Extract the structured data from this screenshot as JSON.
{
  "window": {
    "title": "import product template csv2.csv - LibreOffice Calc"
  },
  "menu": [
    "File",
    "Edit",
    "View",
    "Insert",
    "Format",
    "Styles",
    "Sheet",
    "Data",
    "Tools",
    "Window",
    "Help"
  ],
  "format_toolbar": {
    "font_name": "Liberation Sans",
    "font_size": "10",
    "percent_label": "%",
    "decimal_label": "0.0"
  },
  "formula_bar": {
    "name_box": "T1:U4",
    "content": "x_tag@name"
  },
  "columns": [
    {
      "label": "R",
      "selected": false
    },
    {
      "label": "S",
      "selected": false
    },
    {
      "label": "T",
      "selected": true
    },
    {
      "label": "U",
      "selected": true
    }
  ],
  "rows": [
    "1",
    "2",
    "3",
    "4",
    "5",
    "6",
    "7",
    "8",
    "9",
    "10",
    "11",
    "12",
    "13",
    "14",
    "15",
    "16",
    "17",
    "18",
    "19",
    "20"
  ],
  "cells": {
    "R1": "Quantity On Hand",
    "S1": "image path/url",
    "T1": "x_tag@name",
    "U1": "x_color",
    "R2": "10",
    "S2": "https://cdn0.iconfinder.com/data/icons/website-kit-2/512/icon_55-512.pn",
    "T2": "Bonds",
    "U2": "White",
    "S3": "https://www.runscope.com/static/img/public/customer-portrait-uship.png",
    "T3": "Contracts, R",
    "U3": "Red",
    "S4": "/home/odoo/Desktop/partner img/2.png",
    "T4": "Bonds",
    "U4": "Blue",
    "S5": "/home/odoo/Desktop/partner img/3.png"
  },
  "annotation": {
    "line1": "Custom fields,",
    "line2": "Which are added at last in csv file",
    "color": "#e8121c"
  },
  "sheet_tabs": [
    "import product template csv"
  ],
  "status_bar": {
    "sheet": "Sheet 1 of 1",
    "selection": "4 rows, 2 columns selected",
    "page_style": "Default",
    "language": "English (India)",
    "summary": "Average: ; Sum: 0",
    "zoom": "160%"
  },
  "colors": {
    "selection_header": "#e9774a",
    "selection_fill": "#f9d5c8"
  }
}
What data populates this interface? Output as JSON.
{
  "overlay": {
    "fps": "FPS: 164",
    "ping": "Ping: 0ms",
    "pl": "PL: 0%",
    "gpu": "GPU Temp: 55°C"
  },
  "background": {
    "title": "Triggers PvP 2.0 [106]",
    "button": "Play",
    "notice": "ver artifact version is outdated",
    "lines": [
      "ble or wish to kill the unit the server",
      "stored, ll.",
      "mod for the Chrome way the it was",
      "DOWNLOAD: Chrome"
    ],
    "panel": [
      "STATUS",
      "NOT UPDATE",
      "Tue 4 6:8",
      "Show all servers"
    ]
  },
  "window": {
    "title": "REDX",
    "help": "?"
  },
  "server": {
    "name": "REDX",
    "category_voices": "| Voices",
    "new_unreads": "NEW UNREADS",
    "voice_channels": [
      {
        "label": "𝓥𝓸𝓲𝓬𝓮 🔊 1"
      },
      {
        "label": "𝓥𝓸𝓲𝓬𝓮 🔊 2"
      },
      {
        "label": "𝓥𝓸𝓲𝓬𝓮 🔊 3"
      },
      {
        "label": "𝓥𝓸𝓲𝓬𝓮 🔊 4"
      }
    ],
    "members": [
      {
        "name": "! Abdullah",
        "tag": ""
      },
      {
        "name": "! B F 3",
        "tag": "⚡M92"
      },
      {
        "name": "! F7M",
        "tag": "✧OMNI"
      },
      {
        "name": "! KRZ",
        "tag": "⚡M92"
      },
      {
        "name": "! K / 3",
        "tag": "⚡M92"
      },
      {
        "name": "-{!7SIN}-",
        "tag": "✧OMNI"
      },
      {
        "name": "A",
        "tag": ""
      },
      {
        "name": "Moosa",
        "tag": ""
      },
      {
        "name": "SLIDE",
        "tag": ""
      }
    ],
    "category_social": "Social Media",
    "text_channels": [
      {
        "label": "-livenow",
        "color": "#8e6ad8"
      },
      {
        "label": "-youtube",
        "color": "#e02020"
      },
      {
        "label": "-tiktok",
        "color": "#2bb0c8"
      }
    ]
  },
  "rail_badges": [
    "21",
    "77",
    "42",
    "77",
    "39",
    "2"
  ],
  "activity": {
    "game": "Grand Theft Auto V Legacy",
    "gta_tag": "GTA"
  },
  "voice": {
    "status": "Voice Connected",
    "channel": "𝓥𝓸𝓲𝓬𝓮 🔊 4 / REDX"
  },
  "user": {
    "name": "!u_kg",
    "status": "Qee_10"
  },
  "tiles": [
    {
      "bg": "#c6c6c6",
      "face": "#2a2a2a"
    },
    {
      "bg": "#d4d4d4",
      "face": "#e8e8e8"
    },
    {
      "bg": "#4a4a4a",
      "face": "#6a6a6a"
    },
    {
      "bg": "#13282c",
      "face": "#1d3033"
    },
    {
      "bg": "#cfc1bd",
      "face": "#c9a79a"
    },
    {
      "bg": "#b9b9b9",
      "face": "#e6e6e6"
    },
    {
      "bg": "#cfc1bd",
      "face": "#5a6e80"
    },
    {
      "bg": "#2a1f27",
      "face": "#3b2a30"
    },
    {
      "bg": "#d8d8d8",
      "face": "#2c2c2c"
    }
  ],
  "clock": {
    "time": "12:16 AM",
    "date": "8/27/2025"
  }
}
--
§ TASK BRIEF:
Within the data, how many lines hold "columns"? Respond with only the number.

§ RESPONSE AREA:
2